▸ WHAT NEEDS TO BE DONE
The entries that follow are to be duplicated in full, character for character.

*** INFORMATION SHOWN Section Begins ***

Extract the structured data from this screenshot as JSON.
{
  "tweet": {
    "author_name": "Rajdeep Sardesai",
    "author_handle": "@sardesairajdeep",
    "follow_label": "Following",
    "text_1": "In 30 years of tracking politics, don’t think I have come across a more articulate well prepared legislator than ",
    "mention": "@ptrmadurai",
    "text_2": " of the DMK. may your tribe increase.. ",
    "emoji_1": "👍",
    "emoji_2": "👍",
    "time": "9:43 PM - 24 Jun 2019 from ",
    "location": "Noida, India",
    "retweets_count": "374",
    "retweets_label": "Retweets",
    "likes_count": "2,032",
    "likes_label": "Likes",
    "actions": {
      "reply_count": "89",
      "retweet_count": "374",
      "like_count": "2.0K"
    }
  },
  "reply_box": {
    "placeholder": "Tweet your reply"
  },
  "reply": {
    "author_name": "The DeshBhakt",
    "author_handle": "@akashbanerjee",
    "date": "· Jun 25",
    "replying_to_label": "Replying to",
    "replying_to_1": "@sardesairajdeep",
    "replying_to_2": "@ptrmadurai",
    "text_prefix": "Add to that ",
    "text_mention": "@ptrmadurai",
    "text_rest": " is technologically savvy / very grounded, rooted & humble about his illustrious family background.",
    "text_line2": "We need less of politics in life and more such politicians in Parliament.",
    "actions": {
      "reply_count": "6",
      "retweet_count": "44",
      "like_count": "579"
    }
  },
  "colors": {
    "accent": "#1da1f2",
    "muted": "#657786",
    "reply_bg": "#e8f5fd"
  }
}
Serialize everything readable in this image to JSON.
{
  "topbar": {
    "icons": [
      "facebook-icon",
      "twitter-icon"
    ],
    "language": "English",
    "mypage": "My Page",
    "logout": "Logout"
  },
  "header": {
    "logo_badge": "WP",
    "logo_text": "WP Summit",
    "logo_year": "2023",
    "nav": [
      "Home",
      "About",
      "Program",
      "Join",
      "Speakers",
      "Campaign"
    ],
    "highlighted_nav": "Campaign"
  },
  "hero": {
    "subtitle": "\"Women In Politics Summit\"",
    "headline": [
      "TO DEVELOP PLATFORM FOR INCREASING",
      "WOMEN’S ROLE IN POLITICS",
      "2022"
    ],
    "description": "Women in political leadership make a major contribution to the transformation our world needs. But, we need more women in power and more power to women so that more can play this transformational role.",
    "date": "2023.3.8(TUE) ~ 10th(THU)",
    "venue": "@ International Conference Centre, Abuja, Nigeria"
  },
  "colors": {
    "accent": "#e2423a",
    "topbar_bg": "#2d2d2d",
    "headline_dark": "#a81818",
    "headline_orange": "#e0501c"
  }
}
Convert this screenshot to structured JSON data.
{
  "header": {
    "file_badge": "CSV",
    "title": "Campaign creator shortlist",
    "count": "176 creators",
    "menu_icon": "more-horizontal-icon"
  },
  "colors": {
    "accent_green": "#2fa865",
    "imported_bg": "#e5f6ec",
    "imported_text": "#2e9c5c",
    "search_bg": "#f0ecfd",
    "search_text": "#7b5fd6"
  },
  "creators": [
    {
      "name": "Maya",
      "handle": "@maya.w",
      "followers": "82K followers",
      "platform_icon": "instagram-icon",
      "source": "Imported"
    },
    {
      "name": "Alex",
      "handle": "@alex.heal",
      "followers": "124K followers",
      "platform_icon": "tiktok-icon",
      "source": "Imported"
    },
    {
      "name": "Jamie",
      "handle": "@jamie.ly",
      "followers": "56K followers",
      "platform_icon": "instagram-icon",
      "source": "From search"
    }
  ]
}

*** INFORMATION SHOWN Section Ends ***

▸ EXERCISE OUTPUT
Extract the structured data from this screenshot as JSON.
{
  "tweet": {
    "author_name": "Rajdeep Sardesai",
    "author_handle": "@sardesairajdeep",
    "follow_label": "Following",
    "text_1": "In 30 years of tracking politics, don’t think I have come across a more articulate well prepared legislator than ",
    "mention": "@ptrmadurai",
    "text_2": " of the DMK. may your tribe increase.. ",
    "emoji_1": "👍",
    "emoji_2": "👍",
    "time": "9:43 PM - 24 Jun 2019 from ",
    "location": "Noida, India",
    "retweets_count": "374",
    "retweets_label": "Retweets",
    "likes_count": "2,032",
    "likes_label": "Likes",
    "actions": {
      "reply_count": "89",
      "retweet_count": "374",
      "like_count": "2.0K"
    }
  },
  "reply_box": {
    "placeholder": "Tweet your reply"
  },
  "reply": {
    "author_name": "The DeshBhakt",
    "author_handle": "@akashbanerjee",
    "date": "· Jun 25",
    "replying_to_label": "Replying to",
    "replying_to_1": "@sardesairajdeep",
    "replying_to_2": "@ptrmadurai",
    "text_prefix": "Add to that ",
    "text_mention": "@ptrmadurai",
    "text_rest": " is technologically savvy / very grounded, rooted & humble about his illustrious family background.",
    "text_line2": "We need less of politics in life and more such politicians in Parliament.",
    "actions": {
      "reply_count": "6",
      "retweet_count": "44",
      "like_count": "579"
    }
  },
  "colors": {
    "accent": "#1da1f2",
    "muted": "#657786",
    "reply_bg": "#e8f5fd"
  }
}
Serialize everything readable in this image to JSON.
{
  "topbar": {
    "icons": [
      "facebook-icon",
      "twitter-icon"
    ],
    "language": "English",
    "mypage": "My Page",
    "logout": "Logout"
  },
  "header": {
    "logo_badge": "WP",
    "logo_text": "WP Summit",
    "logo_year": "2023",
    "nav": [
      "Home",
      "About",
      "Program",
      "Join",
      "Speakers",
      "Campaign"
    ],
    "highlighted_nav": "Campaign"
  },
  "hero": {
    "subtitle": "\"Women In Politics Summit\"",
    "headline": [
      "TO DEVELOP PLATFORM FOR INCREASING",
      "WOMEN’S ROLE IN POLITICS",
      "2022"
    ],
    "description": "Women in political leadership make a major contribution to the transformation our world needs. But, we need more women in power and more power to women so that more can play this transformational role.",
    "date": "2023.3.8(TUE) ~ 10th(THU)",
    "venue": "@ International Conference Centre, Abuja, Nigeria"
  },
  "colors": {
    "accent": "#e2423a",
    "topbar_bg": "#2d2d2d",
    "headline_dark": "#a81818",
    "headline_orange": "#e0501c"
  }
}
Convert this screenshot to structured JSON data.
{
  "header": {
    "file_badge": "CSV",
    "title": "Campaign creator shortlist",
    "count": "176 creators",
    "menu_icon": "more-horizontal-icon"
  },
  "colors": {
    "accent_green": "#2fa865",
    "imported_bg": "#e5f6ec",
    "imported_text": "#2e9c5c",
    "search_bg": "#f0ecfd",
    "search_text": "#7b5fd6"
  },
  "creators": [
    {
      "name": "Maya",
      "handle": "@maya.w",
      "followers": "82K followers",
      "platform_icon": "instagram-icon",
      "source": "Imported"
    },
    {
      "name": "Alex",
      "handle": "@alex.heal",
      "followers": "124K followers",
      "platform_icon": "tiktok-icon",
      "source": "Imported"
    },
    {
      "name": "Jamie",
      "handle": "@jamie.ly",
      "followers": "56K followers",
      "platform_icon": "instagram-icon",
      "source": "From search"
    }
  ]
}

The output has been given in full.